» **RECORDS TO PROCESS**:
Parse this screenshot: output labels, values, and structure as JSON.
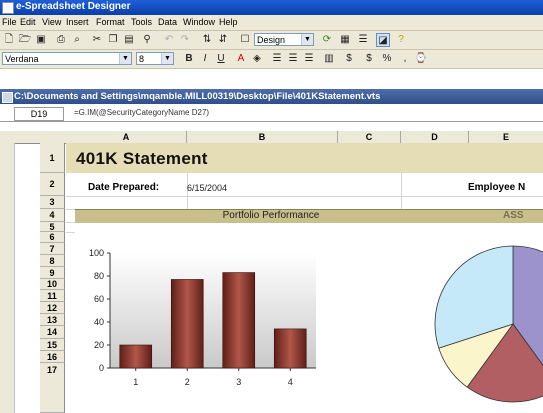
{
  "window": {
    "title": "e-Spreadsheet Designer"
  },
  "menu": [
    "File",
    "Edit",
    "View",
    "Insert",
    "Format",
    "Tools",
    "Data",
    "Window",
    "Help"
  ],
  "toolbar": {
    "style_combo": "Design",
    "font_combo": "Verdana",
    "size_combo": "8"
  },
  "document": {
    "title": "C:\\Documents and Settings\\mqamble.MILL00319\\Desktop\\File\\401KStatement.vts"
  },
  "formula_bar": {
    "cell": "D19",
    "formula": "=G.IM(@SecurityCategoryName D27)"
  },
  "outline_levels": [
    "1",
    "2"
  ],
  "columns": [
    "A",
    "B",
    "C",
    "D",
    "E"
  ],
  "rows": [
    "1",
    "2",
    "3",
    "4",
    "5",
    "6",
    "7",
    "8",
    "9",
    "10",
    "11",
    "12",
    "13",
    "14",
    "15",
    "16",
    "17"
  ],
  "sheet": {
    "statement_title": "401K Statement",
    "date_label": "Date Prepared:",
    "date_value": "6/15/2004",
    "employee_label": "Employee N",
    "portfolio_title": "Portfolio Performance",
    "asset_title": "ASS"
  },
  "colors": {
    "title_band": "#e5ddb6",
    "section_band": "#c8bf8c",
    "bar": "#8b3a2e",
    "titlebar": "#0a3fa8"
  },
  "chart_data": [
    {
      "type": "bar",
      "categories": [
        "1",
        "2",
        "3",
        "4"
      ],
      "values": [
        20,
        77,
        83,
        34
      ],
      "ylim": [
        0,
        100
      ],
      "yticks": [
        0,
        20,
        40,
        60,
        80,
        100
      ],
      "grid": false
    },
    {
      "type": "pie",
      "values": [
        40,
        20,
        10,
        30
      ],
      "colors": [
        "#9c93cc",
        "#b25f63",
        "#fbf5cb",
        "#c5e9f8"
      ],
      "grid": false
    }
  ]
}
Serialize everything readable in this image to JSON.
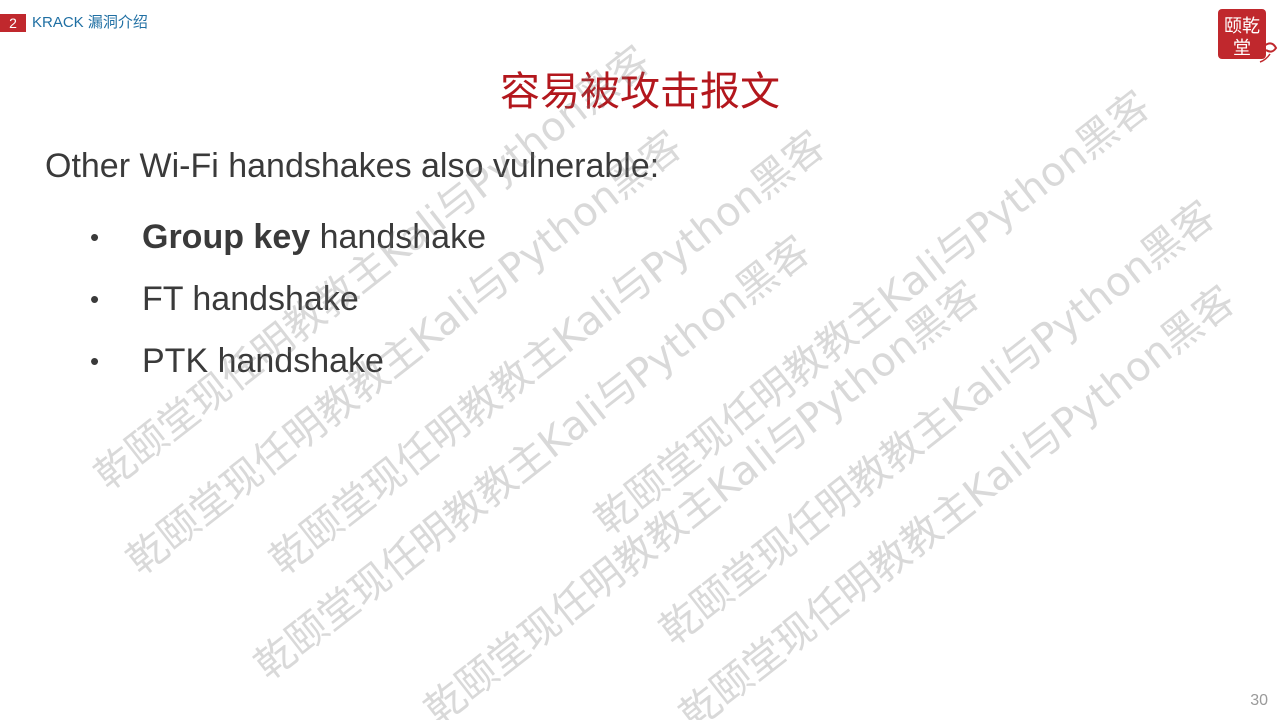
{
  "header": {
    "section_number": "2",
    "section_label": "KRACK 漏洞介绍"
  },
  "seal": {
    "text_top": "颐乾",
    "text_bottom": "堂",
    "color": "#c0282d"
  },
  "title": "容易被攻击报文",
  "intro": "Other Wi-Fi handshakes also vulnerable:",
  "bullets": [
    {
      "bold": "Group key",
      "rest": " handshake"
    },
    {
      "bold": "",
      "rest": "FT handshake"
    },
    {
      "bold": "",
      "rest": "PTK handshake"
    }
  ],
  "page_number": "30",
  "watermark": {
    "text": "乾颐堂现任明教教主Kali与Python黑客"
  },
  "colors": {
    "accent_red": "#c0282d",
    "title_red": "#b3171d",
    "label_blue": "#1f6fa3",
    "body_text": "#3a3a3a"
  }
}
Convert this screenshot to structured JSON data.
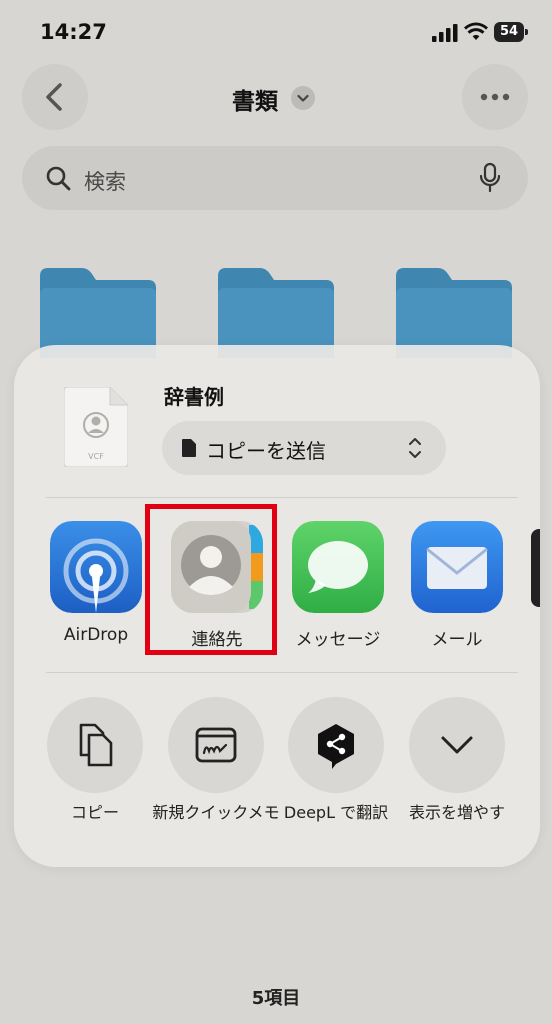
{
  "status_bar": {
    "time": "14:27",
    "battery": "54"
  },
  "nav": {
    "title": "書類"
  },
  "search": {
    "placeholder": "検索"
  },
  "share_sheet": {
    "file_name": "辞書例",
    "file_type": "VCF",
    "send_option": "コピーを送信",
    "apps": [
      {
        "label": "AirDrop"
      },
      {
        "label": "連絡先"
      },
      {
        "label": "メッセージ"
      },
      {
        "label": "メール"
      }
    ],
    "actions": [
      {
        "label": "コピー"
      },
      {
        "label": "新規クイックメモ"
      },
      {
        "label": "DeepL で翻訳"
      },
      {
        "label": "表示を増やす"
      }
    ]
  },
  "footer": {
    "item_count": "5項目"
  },
  "colors": {
    "highlight": "#e00012",
    "folder": "#4a90b8",
    "messages_green": "#34c759",
    "mail_blue": "#2f7fe0"
  }
}
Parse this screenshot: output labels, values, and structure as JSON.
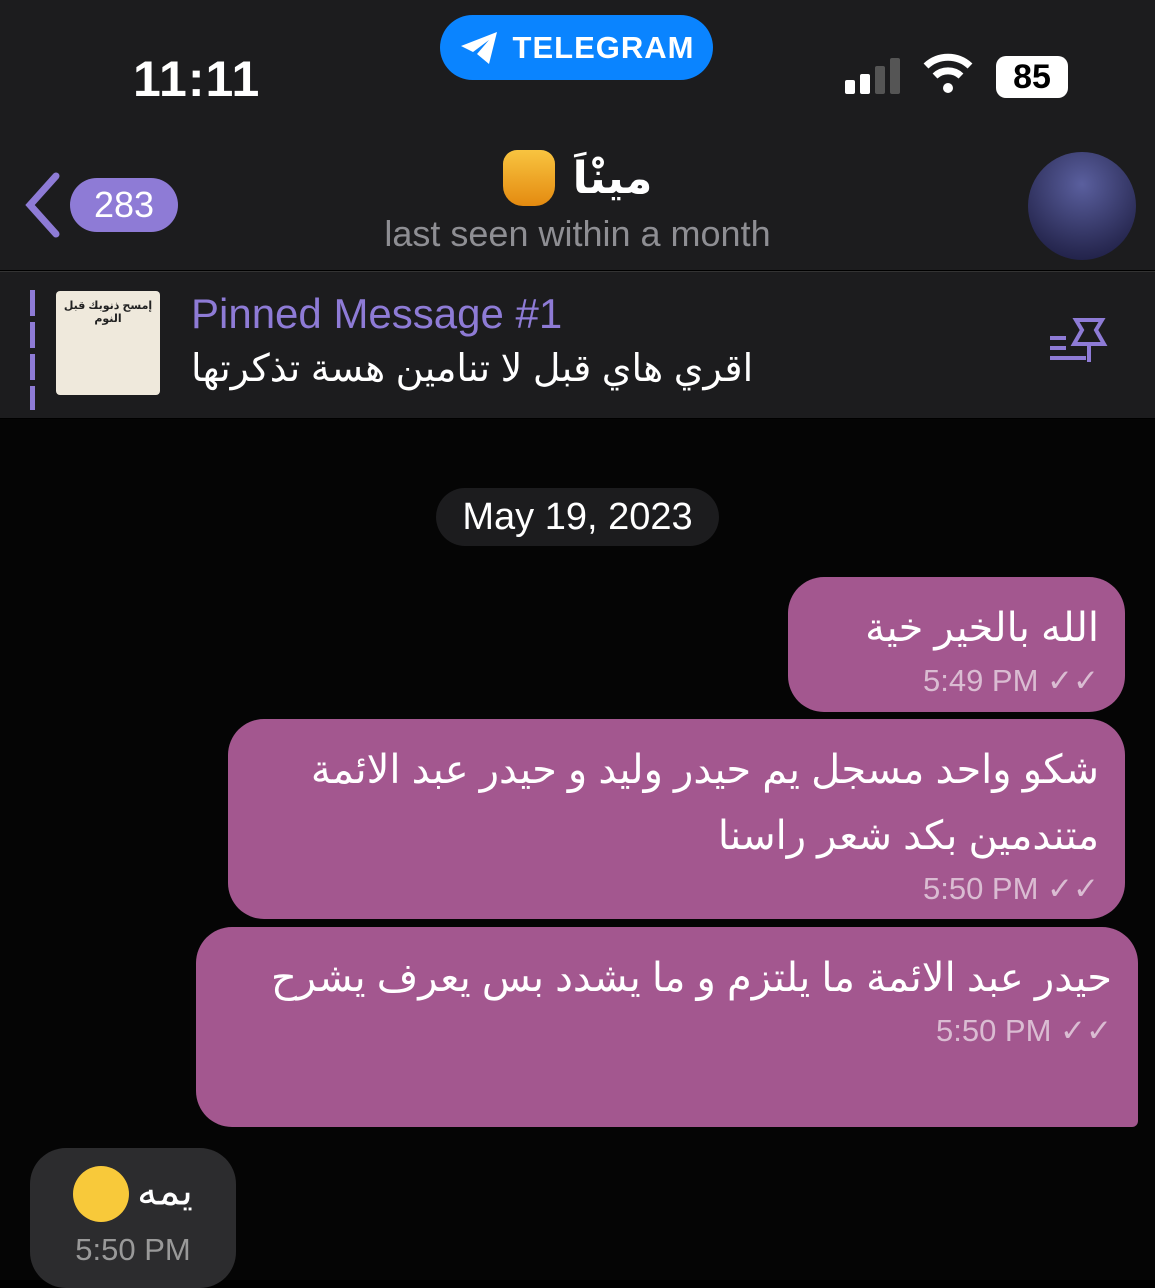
{
  "status": {
    "time": "11:11",
    "app_badge": "TELEGRAM",
    "battery": "85"
  },
  "header": {
    "back_count": "283",
    "name": "مينْاَ",
    "subtitle": "last seen within a month"
  },
  "pinned": {
    "title": "Pinned Message #1",
    "text": "اقري هاي قبل لا تنامين هسة تذكرتها",
    "thumb_caption": "إمسح ذنوبك قبل النوم"
  },
  "chat": {
    "date": "May 19, 2023",
    "messages": [
      {
        "text": "الله بالخير خية",
        "time": "5:49 PM"
      },
      {
        "text": "شكو واحد مسجل يم حيدر وليد و حيدر عبد الائمة متندمين بكد شعر راسنا",
        "time": "5:50 PM"
      },
      {
        "text": "حيدر عبد الائمة ما يلتزم و ما يشدد بس يعرف يشرح",
        "time": "5:50 PM"
      },
      {
        "text": "يمه",
        "time": "5:50 PM"
      }
    ]
  },
  "colors": {
    "accent": "#8e7bd6",
    "outgoing": "#a3578f",
    "telegram": "#0a84ff"
  }
}
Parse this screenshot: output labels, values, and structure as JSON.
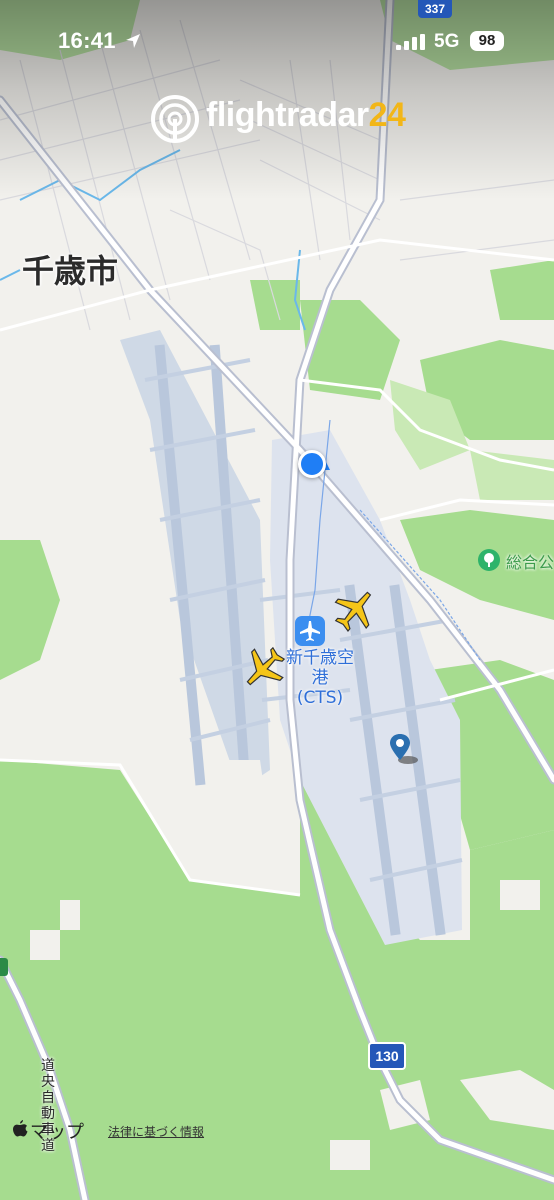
{
  "status_bar": {
    "time": "16:41",
    "network": "5G",
    "battery": "98"
  },
  "header": {
    "logo_text": "flightradar",
    "logo_number": "24"
  },
  "map": {
    "city_label": "千歳市",
    "airport": {
      "name_line1": "新千歳空港",
      "name_line2": "(CTS)"
    },
    "park_label": "総合公",
    "route_badges": [
      "130",
      "337"
    ],
    "highway_label": "道央自動車道",
    "aircraft": [
      {
        "id": "aircraft-1",
        "color": "#f5c518"
      },
      {
        "id": "aircraft-2",
        "color": "#f5c518"
      }
    ],
    "colors": {
      "land": "#f2f1ed",
      "park": "#a6dc8f",
      "airport_area": "#dde3ee",
      "runway": "#c8d3e2",
      "road": "#ffffff",
      "road_casing": "#b9bfd0",
      "user_location": "#1f7ef5",
      "airport_icon": "#3b8ef0"
    }
  },
  "attribution": {
    "maps_label": "マップ",
    "legal_link": "法律に基づく情報"
  }
}
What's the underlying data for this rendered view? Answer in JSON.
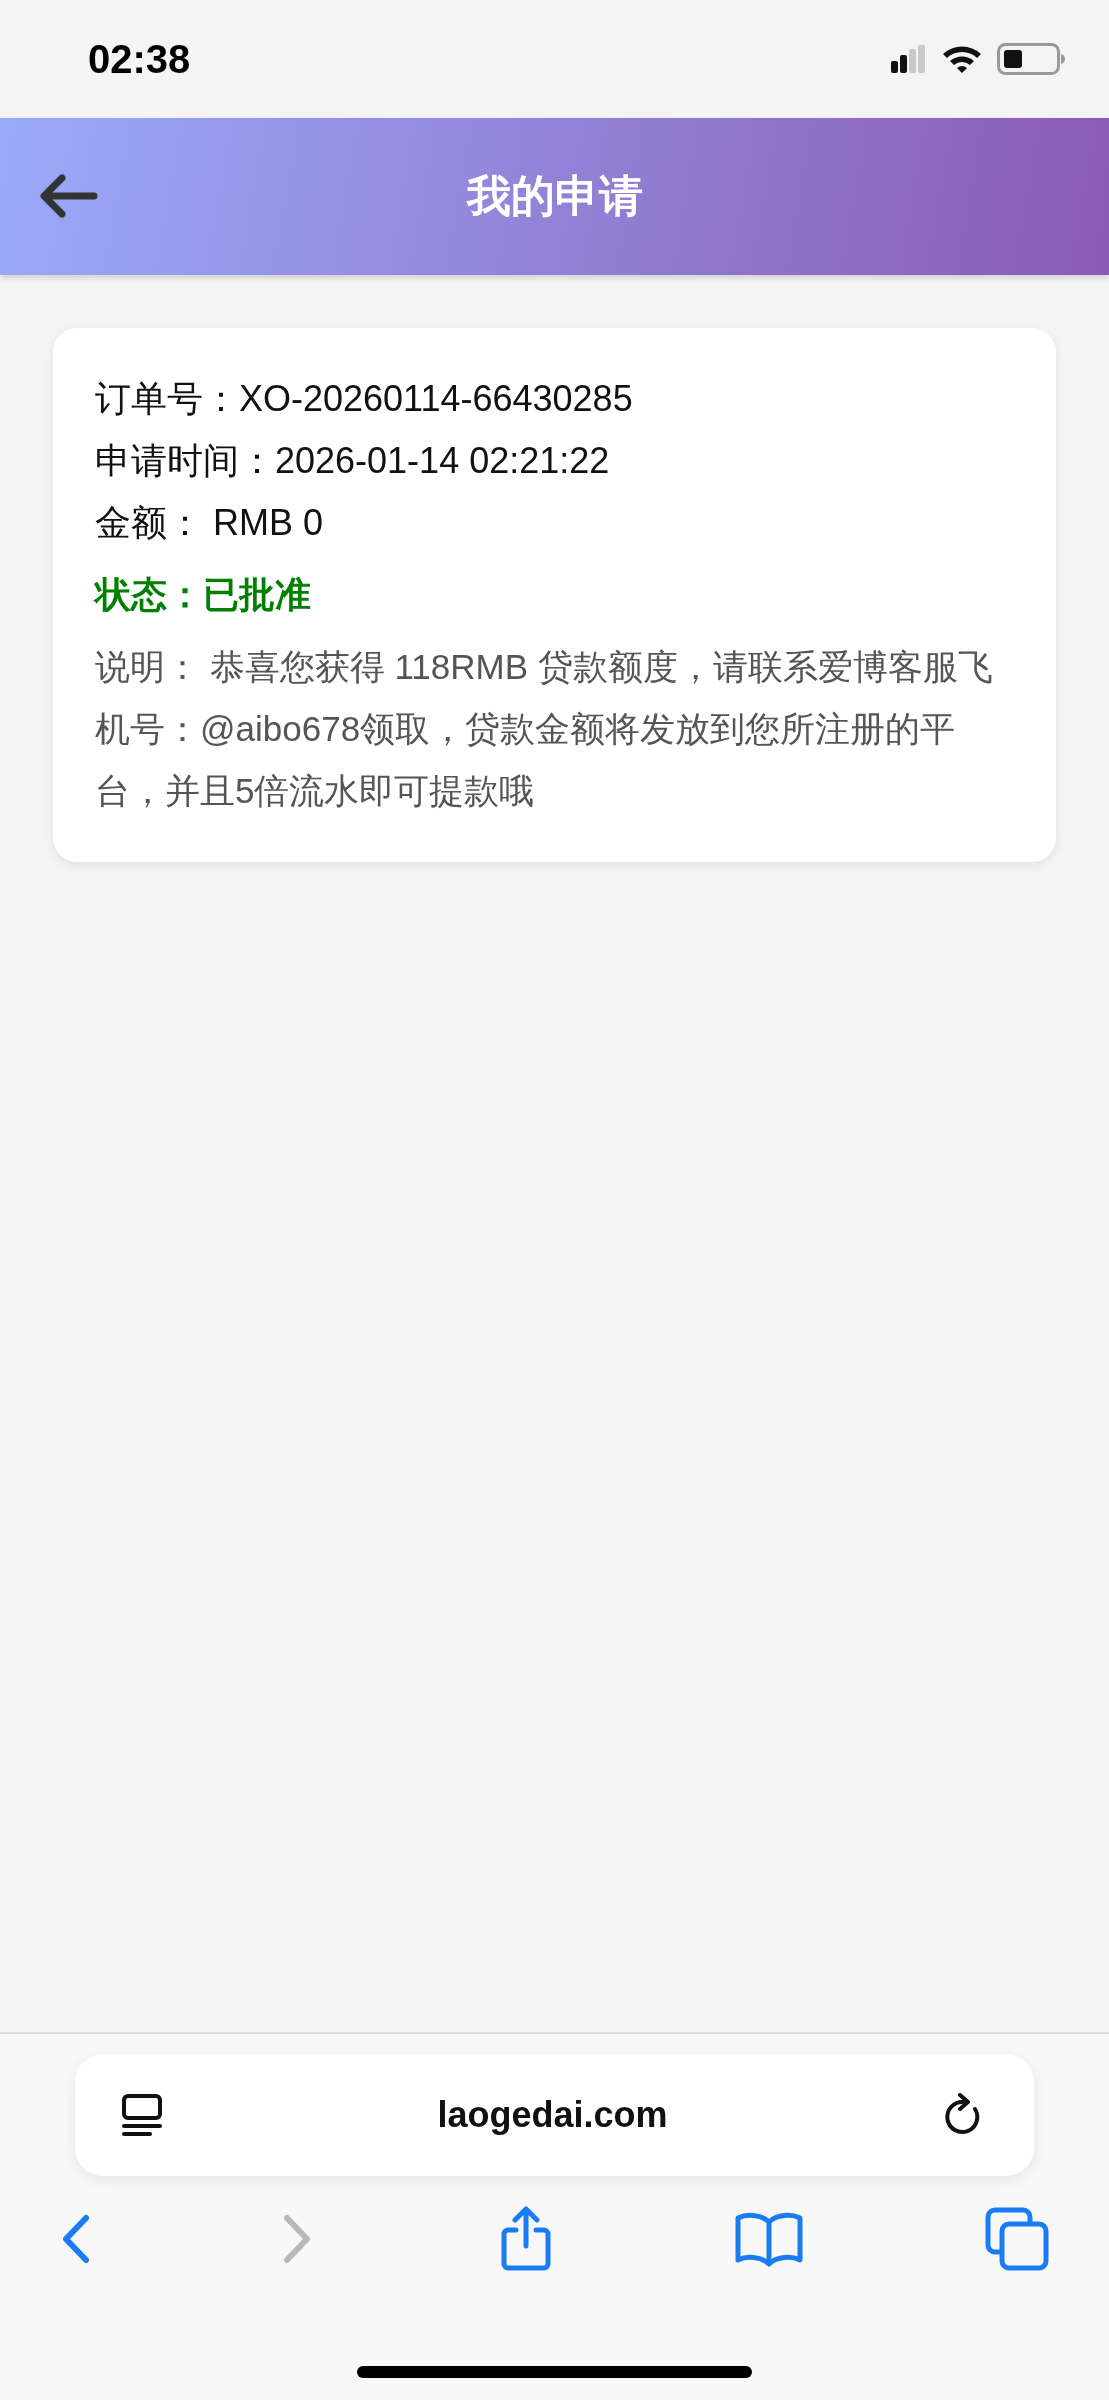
{
  "status_bar": {
    "time": "02:38"
  },
  "header": {
    "title": "我的申请"
  },
  "application": {
    "fields": [
      {
        "label": "订单号：",
        "value": "XO-20260114-66430285"
      },
      {
        "label": "申请时间：",
        "value": "2026-01-14 02:21:22"
      },
      {
        "label": "金额：",
        "value": " RMB 0"
      }
    ],
    "status": {
      "label": "状态：",
      "value": "已批准",
      "color": "#008000"
    },
    "description": {
      "label": "说明：",
      "value": " 恭喜您获得 118RMB 贷款额度，请联系爱博客服飞机号：@aibo678领取，贷款金额将发放到您所注册的平台，并且5倍流水即可提款哦"
    }
  },
  "browser": {
    "address": "laogedai.com",
    "toolbar": [
      {
        "kind": "back",
        "disabled": false
      },
      {
        "kind": "forward",
        "disabled": true
      },
      {
        "kind": "share",
        "disabled": false
      },
      {
        "kind": "bookmarks",
        "disabled": false
      },
      {
        "kind": "tabs",
        "disabled": false
      }
    ]
  }
}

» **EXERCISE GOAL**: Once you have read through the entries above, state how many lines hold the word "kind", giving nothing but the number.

» **RESULT FOR THIS TASK**: 5